3. That being said, I don’t have some idealised portrait of Britain in my mind. If anything, I’m more critical of it than ever. I essentially majored in Britain in university, including classes in its politics, its sociology, and of course, a degree in its history. Having as many British friends as I do, it’s hard to maintain an Anglophile’s Disneyland fantasy. I see the UK for what it is, warts and all. If anything, this has actually made me love it more. I see a place that values fair play but perhaps takes it too far, that strives for inclusion but struggles with assimilation, but that at the end of the day just wants everyone to get on and have a cuppa. And I like that.

4. Perhaps the most controversial thing I’ll ever say, but I think the Geordie accent is sexy.

Chris Ramsey in all his Geordie sexiness.

Chris Ramsey in all his Geordie sexiness.

There’s nothing hotter than T glottalisation. I don’t know exactly what it is, but something about that raw Northern bit makes me crave a raw Northern bit.

5. Speaking of controversial, I will not talk of Northern Ireland or the Troubles in Chicago. It’s too dangerous. I nearly got into a bar fight with an Irishman once, simply for stating I’m ethnically English. The Irish in Chicago are extremely touchy about this issue, and they’re extremely violent when you’re not. Have you ever had a six-foot-three Irishman lunging towards you anywhere outside the bedroom? It’s terrifying.

6. One of the most romantic moments of my life involved Kensington Gardens at night. Don’t ask me how we got in, but if you haven’t strolled by the Serpentine in the midnight or laid in strong arms with the thistle tickling you, I insist you do it now.
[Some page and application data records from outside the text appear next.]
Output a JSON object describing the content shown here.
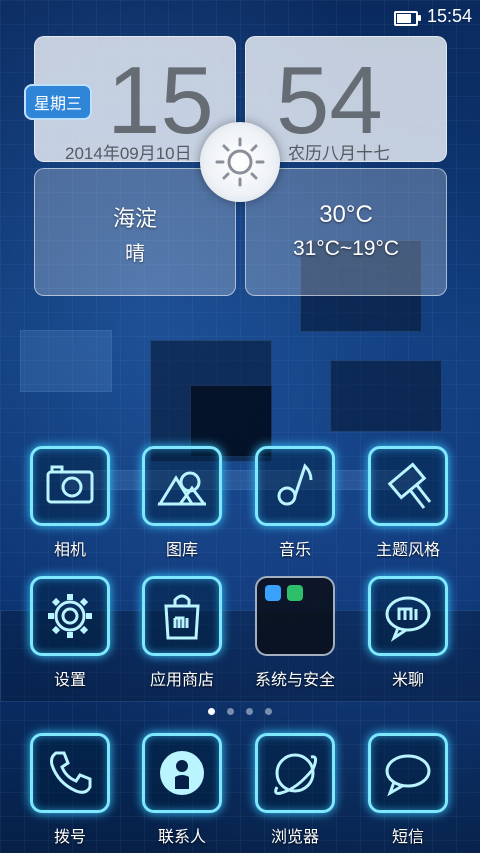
{
  "status_bar": {
    "time": "15:54",
    "battery_level": 0.85
  },
  "widget": {
    "hour": "15",
    "minute": "54",
    "date": "2014年09月10日",
    "lunar_date": "农历八月十七",
    "weekday": "星期三",
    "location": "海淀",
    "condition": "晴",
    "temperature": "30°C",
    "temp_range": "31°C~19°C",
    "weather_icon": "sun-icon"
  },
  "apps_row1": [
    {
      "label": "相机",
      "icon": "camera-icon"
    },
    {
      "label": "图库",
      "icon": "gallery-icon"
    },
    {
      "label": "音乐",
      "icon": "music-note-icon"
    },
    {
      "label": "主题风格",
      "icon": "paint-roller-icon"
    }
  ],
  "apps_row2": [
    {
      "label": "设置",
      "icon": "gear-icon"
    },
    {
      "label": "应用商店",
      "icon": "shopping-bag-icon"
    },
    {
      "label": "系统与安全",
      "icon": "folder-icon"
    },
    {
      "label": "米聊",
      "icon": "chat-mi-icon"
    }
  ],
  "page_indicator": {
    "pages": 4,
    "current": 1
  },
  "dock": [
    {
      "label": "拨号",
      "icon": "phone-icon"
    },
    {
      "label": "联系人",
      "icon": "contact-icon"
    },
    {
      "label": "浏览器",
      "icon": "browser-planet-icon"
    },
    {
      "label": "短信",
      "icon": "message-bubble-icon"
    }
  ],
  "colors": {
    "neon": "#7fe8ff",
    "weekday_badge": "#2f86d8"
  }
}
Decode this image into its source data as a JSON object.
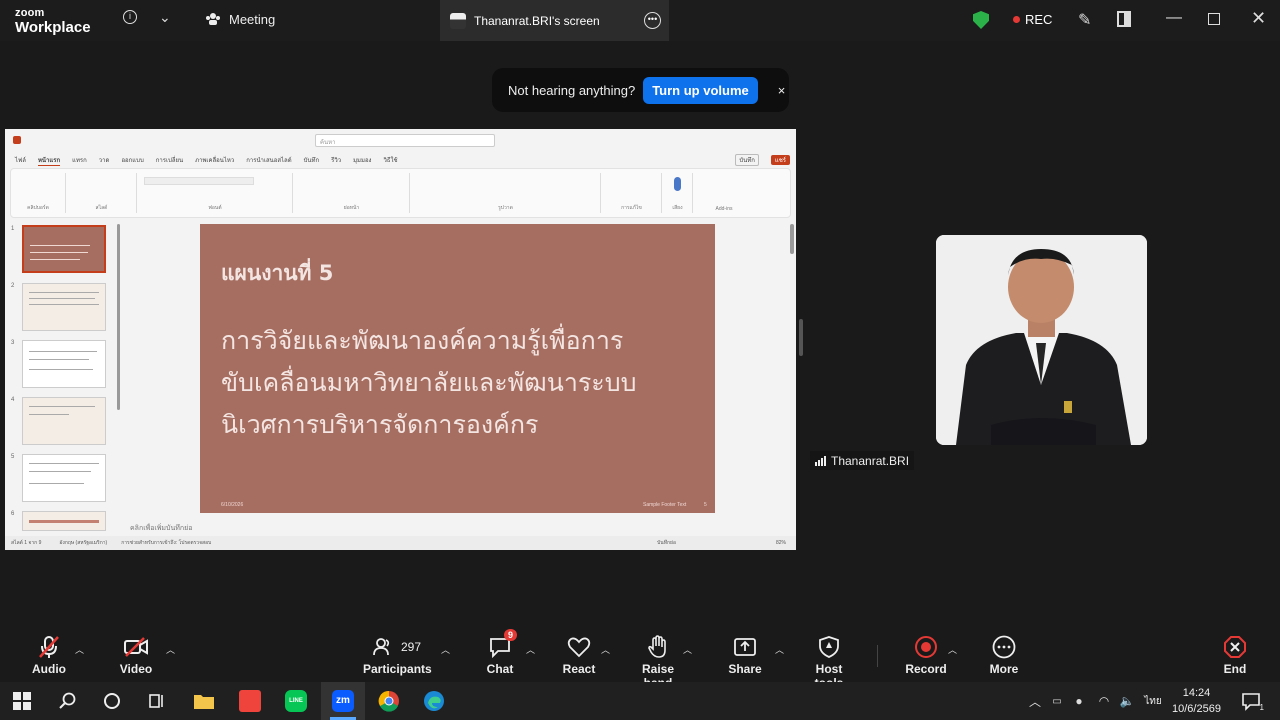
{
  "titlebar": {
    "brand_small": "zoom",
    "brand_big": "Workplace",
    "meeting_label": "Meeting",
    "screen_tab_label": "Thananrat.BRI's screen",
    "rec_label": "REC"
  },
  "notification": {
    "message": "Not hearing anything?",
    "button": "Turn up volume",
    "close": "×"
  },
  "ppt": {
    "menu": [
      "ไฟล์",
      "หน้าแรก",
      "แทรก",
      "วาด",
      "ออกแบบ",
      "การเปลี่ยน",
      "ภาพเคลื่อนไหว",
      "การนำเสนอสไลด์",
      "บันทึก",
      "รีวิว",
      "มุมมอง",
      "วิธีใช้"
    ],
    "ribbon_groups": [
      "คลิปบอร์ด",
      "สไลด์",
      "ฟอนต์",
      "ย่อหน้า",
      "รูปวาด",
      "การแก้ไข",
      "เสียง",
      "Add-ins"
    ],
    "search_placeholder": "ค้นหา",
    "record_btn": "บันทึก",
    "share_btn": "แชร์",
    "thumb_numbers": [
      "1",
      "2",
      "3",
      "4",
      "5",
      "6"
    ],
    "slide": {
      "title": "แผนงานที่ 5",
      "body": [
        "การวิจัยและพัฒนาองค์ความรู้เพื่อการ",
        "ขับเคลื่อนมหาวิทยาลัยและพัฒนาระบบ",
        "นิเวศการบริหารจัดการองค์กร"
      ],
      "footer_date": "6/10/2026",
      "footer_text": "Sample Footer Text",
      "footer_num": "5"
    },
    "notes_placeholder": "คลิกเพื่อเพิ่มบันทึกย่อ",
    "status": {
      "slide_count": "สไลด์ 1 จาก 9",
      "language": "อังกฤษ (สหรัฐอเมริกา)",
      "accessibility": "การช่วยสำหรับการเข้าถึง: โปรดตรวจสอบ",
      "notes": "บันทึกย่อ",
      "zoom": "82%"
    }
  },
  "participant": {
    "name": "Thananrat.BRI"
  },
  "toolbar": {
    "audio": "Audio",
    "video": "Video",
    "participants": "Participants",
    "participant_count": "297",
    "chat": "Chat",
    "chat_badge": "9",
    "react": "React",
    "raise_hand": "Raise hand",
    "share": "Share",
    "host_tools": "Host tools",
    "record": "Record",
    "more": "More",
    "end": "End"
  },
  "taskbar": {
    "time": "14:24",
    "date": "10/6/2569",
    "lang": "ไทย",
    "notif_count": "1"
  },
  "colors": {
    "zoom_blue": "#0e72ed",
    "rec_red": "#e53935",
    "slide_bg": "#a66d61",
    "shield_green": "#2bb34a"
  }
}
Report back. Just don’t have sex in public, because that’s tacky.

7. In brainstorming for my as-yet unwritten and nowhere-near published first novel, I stumbled upon a lovely town called Barnsley. Its people have reached out to me, helping me get to know their city and welcoming me into the fold, even though I’m an ocean and a continent away. I cannot wait to visit, cannot wait to taste a Yorkshire wrap, cannot wait shop at the Poundstretcher on the High Street, and to take a selfie in front of the Barnsley Town Hall. And I can’t wait to write this novel, though I’m secretly terrified, because now more than ever, I want to do Barnsley justice and do it proud.

#barnsleyisbrill

#barnsleyisbrill

8. I am sarcastic in life and vicious in comedy, but I refuse to be nasty except on stage. This extends to politics, Twitter, and yes, the X Factor. I will never tell you who my bottom two are, because I’m afraid they’ll see. I won’t even watch until the top 12 because I don’t like seeing people made national jokes. Cringey television isn’t my cup of tea, and I don’t understand how people can enjoy watching others’ misery. Who are we? Germans?

9. My most successful writing has been voyeuristic, “Sex and the City” style columns and features, where I put my private life in the public sphere. I’m quite good at it, but I refuse to do it anymore, because I’ve become innately aware that my grandparents are reading what I write. I have too much respect for them and their southern sensibilities to, in good conscience, do it anymore.

10. That being said, I’d totally shag Chris Ramsey.